In these novels, Doctor Death is Dr. Rance Mandarin, formerly a professor at Yale University and now a master of the occult with an insane hatred of scientific progress and industrialization. He believes it is his mission to return the world to a blissful primitive state, which he attempts to do with the aid of zombies, elementals, dissolution rays and communist heavies. He hopes to reduce the human population, and return us to the stone age. Opposing Doctor Death is an organization known as the Secret Twelve, led by supernatural detective Jimmy Holm, with the President of the United States himself as its figurehead.[2]

Reprints[edit]

In the 1960s, Corinth Books reprinted the 3 Doctor Death novels, plus a fourth book reprinted the short stories from the 3 issues.

Two unpublished novels, Waves of Madness and The Red Mist of Death were reprinted in the pulp fanzines Nemesis, Inc #28-30 and Pulp Vault #5-6 respectively.

In 2008, Altus Press reprinted the four early Doctor Death stories from All-Detective: "Doctor Death", "Cargo of Death", "Death’s I.O.U." and "Thirteen Pearls." [3] In 2009, Altus reprinted the five Harold Ward Doctor Death stories in two volumes.

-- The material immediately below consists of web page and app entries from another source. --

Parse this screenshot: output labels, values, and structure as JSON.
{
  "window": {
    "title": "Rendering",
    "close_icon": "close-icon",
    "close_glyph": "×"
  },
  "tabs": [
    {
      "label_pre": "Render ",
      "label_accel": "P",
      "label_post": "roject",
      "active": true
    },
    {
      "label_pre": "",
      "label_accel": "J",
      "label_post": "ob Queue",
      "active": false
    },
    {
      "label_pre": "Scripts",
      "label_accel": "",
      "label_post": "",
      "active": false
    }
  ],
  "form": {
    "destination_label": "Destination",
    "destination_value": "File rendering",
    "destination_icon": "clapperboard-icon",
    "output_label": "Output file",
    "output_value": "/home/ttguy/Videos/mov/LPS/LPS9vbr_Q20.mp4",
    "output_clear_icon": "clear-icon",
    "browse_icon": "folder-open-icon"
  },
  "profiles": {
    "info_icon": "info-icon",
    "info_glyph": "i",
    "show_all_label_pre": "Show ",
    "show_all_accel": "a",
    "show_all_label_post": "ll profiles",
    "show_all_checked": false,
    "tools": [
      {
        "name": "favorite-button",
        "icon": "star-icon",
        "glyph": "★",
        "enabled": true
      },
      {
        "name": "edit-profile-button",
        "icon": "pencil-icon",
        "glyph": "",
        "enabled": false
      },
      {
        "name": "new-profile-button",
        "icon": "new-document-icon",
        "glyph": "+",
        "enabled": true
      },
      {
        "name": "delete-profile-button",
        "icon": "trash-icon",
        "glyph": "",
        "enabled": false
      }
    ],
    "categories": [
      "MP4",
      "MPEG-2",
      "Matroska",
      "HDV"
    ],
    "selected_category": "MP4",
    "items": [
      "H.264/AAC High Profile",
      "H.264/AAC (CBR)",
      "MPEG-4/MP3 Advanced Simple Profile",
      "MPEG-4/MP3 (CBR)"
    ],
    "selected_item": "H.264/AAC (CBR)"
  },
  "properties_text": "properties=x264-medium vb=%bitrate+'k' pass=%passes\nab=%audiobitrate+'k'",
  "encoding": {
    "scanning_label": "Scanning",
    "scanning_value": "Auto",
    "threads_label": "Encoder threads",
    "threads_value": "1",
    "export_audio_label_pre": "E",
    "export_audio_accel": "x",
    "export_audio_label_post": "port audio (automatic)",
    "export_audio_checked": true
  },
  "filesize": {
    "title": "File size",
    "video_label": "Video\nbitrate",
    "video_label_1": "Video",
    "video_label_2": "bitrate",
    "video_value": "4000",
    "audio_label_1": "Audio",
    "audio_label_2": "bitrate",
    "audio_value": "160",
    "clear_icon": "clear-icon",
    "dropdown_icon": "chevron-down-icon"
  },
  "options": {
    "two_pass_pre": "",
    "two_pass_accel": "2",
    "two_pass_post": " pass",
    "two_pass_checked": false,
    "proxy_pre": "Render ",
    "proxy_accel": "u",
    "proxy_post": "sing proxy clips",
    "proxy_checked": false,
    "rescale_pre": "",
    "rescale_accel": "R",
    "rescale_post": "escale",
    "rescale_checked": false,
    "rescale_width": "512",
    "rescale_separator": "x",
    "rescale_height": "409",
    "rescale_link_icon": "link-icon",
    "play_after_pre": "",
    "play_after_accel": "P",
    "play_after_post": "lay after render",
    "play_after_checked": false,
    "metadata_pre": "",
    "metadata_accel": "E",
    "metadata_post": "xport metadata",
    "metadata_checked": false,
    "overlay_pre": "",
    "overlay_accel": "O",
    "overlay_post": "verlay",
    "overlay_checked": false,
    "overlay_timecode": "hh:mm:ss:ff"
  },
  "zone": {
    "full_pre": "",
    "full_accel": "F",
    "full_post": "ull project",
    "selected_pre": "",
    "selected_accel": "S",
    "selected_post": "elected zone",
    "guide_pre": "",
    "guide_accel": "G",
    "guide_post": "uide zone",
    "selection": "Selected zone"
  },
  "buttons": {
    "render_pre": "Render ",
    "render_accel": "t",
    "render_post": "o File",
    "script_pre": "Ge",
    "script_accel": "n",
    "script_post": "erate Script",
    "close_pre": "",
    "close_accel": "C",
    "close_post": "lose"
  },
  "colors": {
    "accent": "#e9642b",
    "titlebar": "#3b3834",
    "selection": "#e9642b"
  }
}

See also[edit]

Notes[edit]

  1. ^ Weinberg, Robert (1979). Pulp Classics #19. Robert Weinberg.  p. 4
  2. ^ Hutchison, Don (1995). The Great Pulp Heroes. Mosaic Press. ISBN 0-88962-585-9.  p. 188
  3. ^ "Doctor Death: The Complete Doctor Death in All-Detective". Altus Press. 2010-10-26. Retrieved 2010-11-05. 

External links[edit]